**Records for the task**
********

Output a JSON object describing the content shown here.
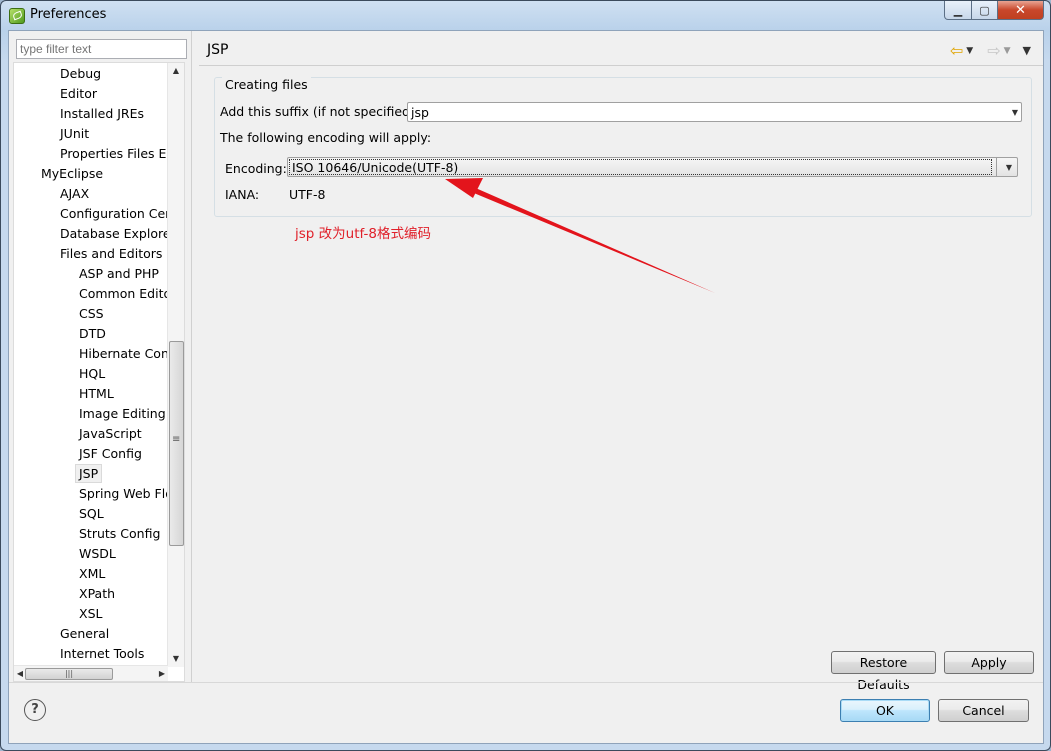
{
  "window": {
    "title": "Preferences"
  },
  "filter": {
    "placeholder": "type filter text"
  },
  "tree": {
    "items": [
      {
        "label": "Debug",
        "level": 2
      },
      {
        "label": "Editor",
        "level": 2
      },
      {
        "label": "Installed JREs",
        "level": 2
      },
      {
        "label": "JUnit",
        "level": 2
      },
      {
        "label": "Properties Files Ed",
        "level": 2
      },
      {
        "label": "MyEclipse",
        "level": 1
      },
      {
        "label": "AJAX",
        "level": 2
      },
      {
        "label": "Configuration Cen",
        "level": 2
      },
      {
        "label": "Database Explorer",
        "level": 2
      },
      {
        "label": "Files and Editors",
        "level": 2
      },
      {
        "label": "ASP and PHP",
        "level": 3
      },
      {
        "label": "Common Edito",
        "level": 3
      },
      {
        "label": "CSS",
        "level": 3
      },
      {
        "label": "DTD",
        "level": 3
      },
      {
        "label": "Hibernate Conf",
        "level": 3
      },
      {
        "label": "HQL",
        "level": 3
      },
      {
        "label": "HTML",
        "level": 3
      },
      {
        "label": "Image Editing",
        "level": 3
      },
      {
        "label": "JavaScript",
        "level": 3
      },
      {
        "label": "JSF Config",
        "level": 3
      },
      {
        "label": "JSP",
        "level": 3,
        "selected": true
      },
      {
        "label": "Spring Web Flo",
        "level": 3
      },
      {
        "label": "SQL",
        "level": 3
      },
      {
        "label": "Struts Config",
        "level": 3
      },
      {
        "label": "WSDL",
        "level": 3
      },
      {
        "label": "XML",
        "level": 3
      },
      {
        "label": "XPath",
        "level": 3
      },
      {
        "label": "XSL",
        "level": 3
      },
      {
        "label": "General",
        "level": 2
      },
      {
        "label": "Internet Tools",
        "level": 2
      }
    ]
  },
  "page": {
    "title": "JSP",
    "group_label": "Creating files",
    "suffix_label": "Add this suffix (if not specified):",
    "suffix_value": "jsp",
    "encoding_note": "The following encoding will apply:",
    "encoding_label": "Encoding:",
    "encoding_value": "ISO 10646/Unicode(UTF-8)",
    "iana_label": "IANA:",
    "iana_value": "UTF-8",
    "annotation": "jsp 改为utf-8格式编码",
    "annotation_color": "#e0202a"
  },
  "buttons": {
    "restore_defaults": "Restore Defaults",
    "apply": "Apply",
    "ok": "OK",
    "cancel": "Cancel"
  },
  "icons": {
    "back": "back-arrow-icon",
    "forward": "forward-arrow-icon",
    "help": "help-icon"
  }
}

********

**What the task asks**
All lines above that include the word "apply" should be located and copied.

**Solution to this exercise**
    "encoding_note": "The following encoding will apply:",
    "apply": "Apply",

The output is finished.